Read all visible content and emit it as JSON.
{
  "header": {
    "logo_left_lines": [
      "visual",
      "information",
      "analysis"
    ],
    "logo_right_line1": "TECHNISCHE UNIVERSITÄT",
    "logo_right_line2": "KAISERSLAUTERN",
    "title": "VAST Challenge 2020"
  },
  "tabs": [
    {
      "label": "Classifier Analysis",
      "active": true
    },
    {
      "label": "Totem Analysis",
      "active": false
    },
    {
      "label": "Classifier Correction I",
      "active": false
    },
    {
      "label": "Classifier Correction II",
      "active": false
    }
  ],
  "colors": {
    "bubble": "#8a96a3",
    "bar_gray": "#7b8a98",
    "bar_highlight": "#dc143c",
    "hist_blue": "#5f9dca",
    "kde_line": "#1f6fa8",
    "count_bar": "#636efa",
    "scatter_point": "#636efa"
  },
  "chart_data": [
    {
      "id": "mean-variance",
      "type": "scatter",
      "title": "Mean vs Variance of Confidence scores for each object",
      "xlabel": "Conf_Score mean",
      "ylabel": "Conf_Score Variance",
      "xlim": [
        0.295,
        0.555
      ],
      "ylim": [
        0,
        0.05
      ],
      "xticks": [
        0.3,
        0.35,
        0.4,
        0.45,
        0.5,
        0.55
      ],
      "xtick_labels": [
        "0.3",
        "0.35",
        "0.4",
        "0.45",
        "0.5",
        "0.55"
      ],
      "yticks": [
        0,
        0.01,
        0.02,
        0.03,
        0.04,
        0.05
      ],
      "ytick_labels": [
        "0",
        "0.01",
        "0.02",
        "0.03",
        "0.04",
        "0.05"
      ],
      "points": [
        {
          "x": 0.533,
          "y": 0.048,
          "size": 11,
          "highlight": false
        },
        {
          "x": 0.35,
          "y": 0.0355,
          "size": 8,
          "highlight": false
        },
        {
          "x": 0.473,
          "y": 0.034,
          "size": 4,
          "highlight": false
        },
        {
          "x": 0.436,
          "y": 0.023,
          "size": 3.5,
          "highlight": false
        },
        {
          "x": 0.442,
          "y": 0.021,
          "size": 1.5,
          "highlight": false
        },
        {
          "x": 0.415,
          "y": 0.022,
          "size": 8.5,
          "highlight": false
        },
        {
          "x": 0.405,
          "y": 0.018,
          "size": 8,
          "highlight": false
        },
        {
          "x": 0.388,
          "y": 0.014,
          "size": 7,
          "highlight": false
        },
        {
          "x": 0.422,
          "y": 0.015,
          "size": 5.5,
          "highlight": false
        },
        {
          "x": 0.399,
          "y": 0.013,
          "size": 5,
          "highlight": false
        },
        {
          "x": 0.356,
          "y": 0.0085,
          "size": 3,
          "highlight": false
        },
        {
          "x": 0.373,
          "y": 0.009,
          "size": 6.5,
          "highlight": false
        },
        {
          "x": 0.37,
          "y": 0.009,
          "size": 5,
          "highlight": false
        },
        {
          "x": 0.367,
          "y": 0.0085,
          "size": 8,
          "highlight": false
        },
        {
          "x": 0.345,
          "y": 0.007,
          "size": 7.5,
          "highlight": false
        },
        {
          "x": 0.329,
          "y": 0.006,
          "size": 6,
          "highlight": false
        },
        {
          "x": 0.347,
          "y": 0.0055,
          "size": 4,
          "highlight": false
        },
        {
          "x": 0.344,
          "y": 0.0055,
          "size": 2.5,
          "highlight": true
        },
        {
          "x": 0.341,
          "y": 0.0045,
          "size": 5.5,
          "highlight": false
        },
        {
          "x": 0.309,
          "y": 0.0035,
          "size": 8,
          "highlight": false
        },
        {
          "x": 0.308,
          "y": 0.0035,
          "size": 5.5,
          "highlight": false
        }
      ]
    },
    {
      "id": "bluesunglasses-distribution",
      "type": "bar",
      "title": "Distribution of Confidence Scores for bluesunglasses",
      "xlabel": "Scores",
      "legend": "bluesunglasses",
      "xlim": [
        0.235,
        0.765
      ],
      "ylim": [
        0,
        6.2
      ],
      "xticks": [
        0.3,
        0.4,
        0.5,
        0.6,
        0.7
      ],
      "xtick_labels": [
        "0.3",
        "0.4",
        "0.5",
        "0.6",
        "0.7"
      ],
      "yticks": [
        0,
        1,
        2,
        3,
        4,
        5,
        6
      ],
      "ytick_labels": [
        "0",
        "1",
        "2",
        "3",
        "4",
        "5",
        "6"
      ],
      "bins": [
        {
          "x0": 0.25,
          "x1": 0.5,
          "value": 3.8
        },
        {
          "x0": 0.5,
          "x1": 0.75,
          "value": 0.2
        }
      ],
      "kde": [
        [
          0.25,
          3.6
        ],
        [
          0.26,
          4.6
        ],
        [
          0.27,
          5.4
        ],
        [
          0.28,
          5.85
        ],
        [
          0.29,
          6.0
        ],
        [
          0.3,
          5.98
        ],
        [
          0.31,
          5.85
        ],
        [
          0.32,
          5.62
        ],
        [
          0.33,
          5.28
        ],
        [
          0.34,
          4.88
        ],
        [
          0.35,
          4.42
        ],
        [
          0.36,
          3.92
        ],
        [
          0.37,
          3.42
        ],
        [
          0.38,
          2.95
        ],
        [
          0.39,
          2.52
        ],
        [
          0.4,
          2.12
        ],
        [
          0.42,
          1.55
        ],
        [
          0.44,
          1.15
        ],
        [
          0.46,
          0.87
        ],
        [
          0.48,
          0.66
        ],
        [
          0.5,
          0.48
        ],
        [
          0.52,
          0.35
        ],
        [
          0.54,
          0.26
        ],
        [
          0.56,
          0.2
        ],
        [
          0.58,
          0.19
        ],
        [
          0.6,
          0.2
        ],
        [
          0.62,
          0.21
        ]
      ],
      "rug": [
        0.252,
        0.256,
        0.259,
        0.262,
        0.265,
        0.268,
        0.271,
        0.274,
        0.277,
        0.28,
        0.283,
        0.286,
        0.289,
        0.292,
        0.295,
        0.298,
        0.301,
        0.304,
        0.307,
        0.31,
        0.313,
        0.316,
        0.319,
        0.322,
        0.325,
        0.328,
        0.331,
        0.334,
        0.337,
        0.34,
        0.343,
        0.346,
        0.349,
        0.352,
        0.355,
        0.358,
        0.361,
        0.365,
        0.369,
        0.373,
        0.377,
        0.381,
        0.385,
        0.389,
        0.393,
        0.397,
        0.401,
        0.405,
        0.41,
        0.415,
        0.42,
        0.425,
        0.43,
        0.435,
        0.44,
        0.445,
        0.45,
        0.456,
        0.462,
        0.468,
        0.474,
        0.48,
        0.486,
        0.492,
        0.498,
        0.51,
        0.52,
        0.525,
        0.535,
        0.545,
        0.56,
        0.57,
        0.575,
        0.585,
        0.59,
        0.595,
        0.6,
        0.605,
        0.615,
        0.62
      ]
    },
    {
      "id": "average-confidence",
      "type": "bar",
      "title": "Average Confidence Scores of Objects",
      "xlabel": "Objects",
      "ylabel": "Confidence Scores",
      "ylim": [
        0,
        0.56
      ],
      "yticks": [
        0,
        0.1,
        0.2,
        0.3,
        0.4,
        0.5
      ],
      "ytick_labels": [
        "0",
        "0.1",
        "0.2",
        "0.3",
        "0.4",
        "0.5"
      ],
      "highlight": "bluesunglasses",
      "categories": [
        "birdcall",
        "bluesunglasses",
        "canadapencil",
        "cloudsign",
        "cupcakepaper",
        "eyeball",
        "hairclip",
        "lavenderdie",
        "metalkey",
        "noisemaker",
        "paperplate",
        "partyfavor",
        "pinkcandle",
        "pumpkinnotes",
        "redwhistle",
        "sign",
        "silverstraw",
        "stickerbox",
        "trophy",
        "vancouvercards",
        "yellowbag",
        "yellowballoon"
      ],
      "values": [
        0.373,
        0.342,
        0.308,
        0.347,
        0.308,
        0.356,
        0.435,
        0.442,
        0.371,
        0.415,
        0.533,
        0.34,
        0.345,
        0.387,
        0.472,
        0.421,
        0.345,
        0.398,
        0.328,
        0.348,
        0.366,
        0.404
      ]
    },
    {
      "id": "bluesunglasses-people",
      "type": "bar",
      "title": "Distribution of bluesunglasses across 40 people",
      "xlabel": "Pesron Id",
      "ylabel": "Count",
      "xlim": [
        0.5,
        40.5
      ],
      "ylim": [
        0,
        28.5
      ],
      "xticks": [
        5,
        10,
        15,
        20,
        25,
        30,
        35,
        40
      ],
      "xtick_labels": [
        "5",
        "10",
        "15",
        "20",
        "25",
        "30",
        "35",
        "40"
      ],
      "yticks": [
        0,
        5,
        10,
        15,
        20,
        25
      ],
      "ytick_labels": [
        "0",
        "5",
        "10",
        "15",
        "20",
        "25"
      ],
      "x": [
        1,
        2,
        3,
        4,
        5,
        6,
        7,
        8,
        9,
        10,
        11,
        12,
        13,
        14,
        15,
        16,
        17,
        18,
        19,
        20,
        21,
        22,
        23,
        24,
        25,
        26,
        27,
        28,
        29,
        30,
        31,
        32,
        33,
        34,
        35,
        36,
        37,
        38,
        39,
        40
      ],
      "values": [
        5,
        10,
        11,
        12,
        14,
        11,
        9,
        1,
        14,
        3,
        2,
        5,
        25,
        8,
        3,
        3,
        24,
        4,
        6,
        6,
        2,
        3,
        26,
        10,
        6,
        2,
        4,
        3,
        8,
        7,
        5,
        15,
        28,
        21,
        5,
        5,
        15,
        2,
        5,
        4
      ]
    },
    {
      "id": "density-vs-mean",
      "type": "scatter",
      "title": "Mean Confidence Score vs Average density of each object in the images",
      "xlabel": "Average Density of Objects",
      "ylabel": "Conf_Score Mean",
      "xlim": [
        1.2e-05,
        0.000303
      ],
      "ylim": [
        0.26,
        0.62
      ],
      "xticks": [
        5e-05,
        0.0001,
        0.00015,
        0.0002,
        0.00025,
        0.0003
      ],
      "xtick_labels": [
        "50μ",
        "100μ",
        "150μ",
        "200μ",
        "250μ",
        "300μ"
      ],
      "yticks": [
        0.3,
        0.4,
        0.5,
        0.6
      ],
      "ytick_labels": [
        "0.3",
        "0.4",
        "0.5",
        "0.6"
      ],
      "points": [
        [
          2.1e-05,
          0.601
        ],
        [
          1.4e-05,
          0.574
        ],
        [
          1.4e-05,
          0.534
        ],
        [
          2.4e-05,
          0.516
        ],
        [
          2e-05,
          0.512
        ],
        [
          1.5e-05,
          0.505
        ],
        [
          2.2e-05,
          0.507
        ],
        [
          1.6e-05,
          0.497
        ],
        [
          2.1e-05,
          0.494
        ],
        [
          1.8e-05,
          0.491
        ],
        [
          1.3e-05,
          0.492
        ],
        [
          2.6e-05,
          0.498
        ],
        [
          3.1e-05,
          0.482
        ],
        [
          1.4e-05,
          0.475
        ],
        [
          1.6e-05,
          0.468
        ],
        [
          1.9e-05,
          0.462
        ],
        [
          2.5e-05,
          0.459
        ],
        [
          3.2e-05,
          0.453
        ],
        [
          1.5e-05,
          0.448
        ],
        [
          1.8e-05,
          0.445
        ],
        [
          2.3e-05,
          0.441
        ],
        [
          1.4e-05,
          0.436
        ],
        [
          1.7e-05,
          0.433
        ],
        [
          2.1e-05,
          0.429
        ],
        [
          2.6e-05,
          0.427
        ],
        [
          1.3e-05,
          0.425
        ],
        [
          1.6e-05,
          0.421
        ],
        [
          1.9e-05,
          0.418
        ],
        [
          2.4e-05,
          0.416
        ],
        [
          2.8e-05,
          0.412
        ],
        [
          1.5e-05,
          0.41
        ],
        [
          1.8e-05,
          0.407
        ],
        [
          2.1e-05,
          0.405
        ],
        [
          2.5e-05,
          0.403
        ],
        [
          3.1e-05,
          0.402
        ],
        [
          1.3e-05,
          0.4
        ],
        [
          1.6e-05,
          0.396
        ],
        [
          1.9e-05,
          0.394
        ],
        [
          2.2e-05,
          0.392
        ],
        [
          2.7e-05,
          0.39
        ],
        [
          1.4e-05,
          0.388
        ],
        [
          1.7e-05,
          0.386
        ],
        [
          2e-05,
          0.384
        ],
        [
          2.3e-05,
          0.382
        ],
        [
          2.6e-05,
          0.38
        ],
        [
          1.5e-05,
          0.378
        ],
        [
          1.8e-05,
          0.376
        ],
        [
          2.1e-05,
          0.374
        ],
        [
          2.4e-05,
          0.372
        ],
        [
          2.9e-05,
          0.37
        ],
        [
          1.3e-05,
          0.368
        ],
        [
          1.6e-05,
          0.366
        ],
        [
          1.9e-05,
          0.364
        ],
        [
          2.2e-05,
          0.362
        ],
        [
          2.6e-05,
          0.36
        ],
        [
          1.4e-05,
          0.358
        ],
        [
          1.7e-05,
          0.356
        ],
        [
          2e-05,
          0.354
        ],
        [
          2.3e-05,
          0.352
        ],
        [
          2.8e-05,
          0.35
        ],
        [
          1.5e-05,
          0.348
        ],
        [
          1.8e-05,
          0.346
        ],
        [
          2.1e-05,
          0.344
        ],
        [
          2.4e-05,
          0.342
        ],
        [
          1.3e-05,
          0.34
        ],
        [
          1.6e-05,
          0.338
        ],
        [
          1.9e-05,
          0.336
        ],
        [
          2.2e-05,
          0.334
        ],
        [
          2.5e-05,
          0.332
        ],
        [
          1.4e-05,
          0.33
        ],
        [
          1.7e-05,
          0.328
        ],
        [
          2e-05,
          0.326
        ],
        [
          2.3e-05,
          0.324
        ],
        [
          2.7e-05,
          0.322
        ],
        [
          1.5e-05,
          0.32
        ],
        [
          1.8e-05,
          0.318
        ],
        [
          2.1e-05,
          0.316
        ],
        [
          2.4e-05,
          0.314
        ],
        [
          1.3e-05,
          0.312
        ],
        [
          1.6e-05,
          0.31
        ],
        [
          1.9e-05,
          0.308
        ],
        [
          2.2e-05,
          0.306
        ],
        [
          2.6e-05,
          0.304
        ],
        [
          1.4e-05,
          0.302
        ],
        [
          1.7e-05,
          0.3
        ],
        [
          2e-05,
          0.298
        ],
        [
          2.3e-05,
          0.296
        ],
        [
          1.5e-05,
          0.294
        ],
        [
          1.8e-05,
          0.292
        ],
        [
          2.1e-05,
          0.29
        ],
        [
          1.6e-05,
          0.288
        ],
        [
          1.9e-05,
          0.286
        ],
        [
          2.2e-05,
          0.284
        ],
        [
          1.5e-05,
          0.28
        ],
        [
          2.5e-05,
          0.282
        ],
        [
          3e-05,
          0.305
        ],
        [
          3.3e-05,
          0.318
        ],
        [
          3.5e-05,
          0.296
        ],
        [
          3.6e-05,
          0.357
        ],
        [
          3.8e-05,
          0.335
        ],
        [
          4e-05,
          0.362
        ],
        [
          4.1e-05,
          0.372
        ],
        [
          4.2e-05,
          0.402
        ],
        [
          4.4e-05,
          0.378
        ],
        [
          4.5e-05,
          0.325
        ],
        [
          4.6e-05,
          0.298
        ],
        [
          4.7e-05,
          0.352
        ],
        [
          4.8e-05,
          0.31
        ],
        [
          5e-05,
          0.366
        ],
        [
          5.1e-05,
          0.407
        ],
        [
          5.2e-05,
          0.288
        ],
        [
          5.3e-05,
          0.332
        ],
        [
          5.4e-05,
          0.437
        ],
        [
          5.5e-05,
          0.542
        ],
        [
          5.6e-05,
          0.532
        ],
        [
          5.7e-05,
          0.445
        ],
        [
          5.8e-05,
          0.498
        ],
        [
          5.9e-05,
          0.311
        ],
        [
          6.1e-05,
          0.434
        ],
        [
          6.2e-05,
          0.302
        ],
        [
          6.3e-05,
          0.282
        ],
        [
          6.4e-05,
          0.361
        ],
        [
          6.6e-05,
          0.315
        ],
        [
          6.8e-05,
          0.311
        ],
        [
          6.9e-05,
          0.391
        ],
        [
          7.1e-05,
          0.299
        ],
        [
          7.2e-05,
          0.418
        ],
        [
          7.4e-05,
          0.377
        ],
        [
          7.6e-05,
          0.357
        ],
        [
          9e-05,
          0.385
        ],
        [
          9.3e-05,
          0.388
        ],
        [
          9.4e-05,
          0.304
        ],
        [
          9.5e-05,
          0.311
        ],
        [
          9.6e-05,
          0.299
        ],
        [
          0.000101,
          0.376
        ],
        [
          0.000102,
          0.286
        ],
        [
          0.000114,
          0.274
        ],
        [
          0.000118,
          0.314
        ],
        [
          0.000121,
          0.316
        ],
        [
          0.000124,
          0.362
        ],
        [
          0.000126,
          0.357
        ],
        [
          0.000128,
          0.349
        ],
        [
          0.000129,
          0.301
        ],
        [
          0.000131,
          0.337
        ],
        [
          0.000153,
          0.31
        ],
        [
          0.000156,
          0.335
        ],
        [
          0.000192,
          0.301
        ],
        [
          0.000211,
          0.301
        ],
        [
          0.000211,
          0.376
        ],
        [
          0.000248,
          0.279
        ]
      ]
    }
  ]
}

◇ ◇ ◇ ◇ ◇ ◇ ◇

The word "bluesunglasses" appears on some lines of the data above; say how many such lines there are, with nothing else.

ANSWER TO THE PROBLEM: 7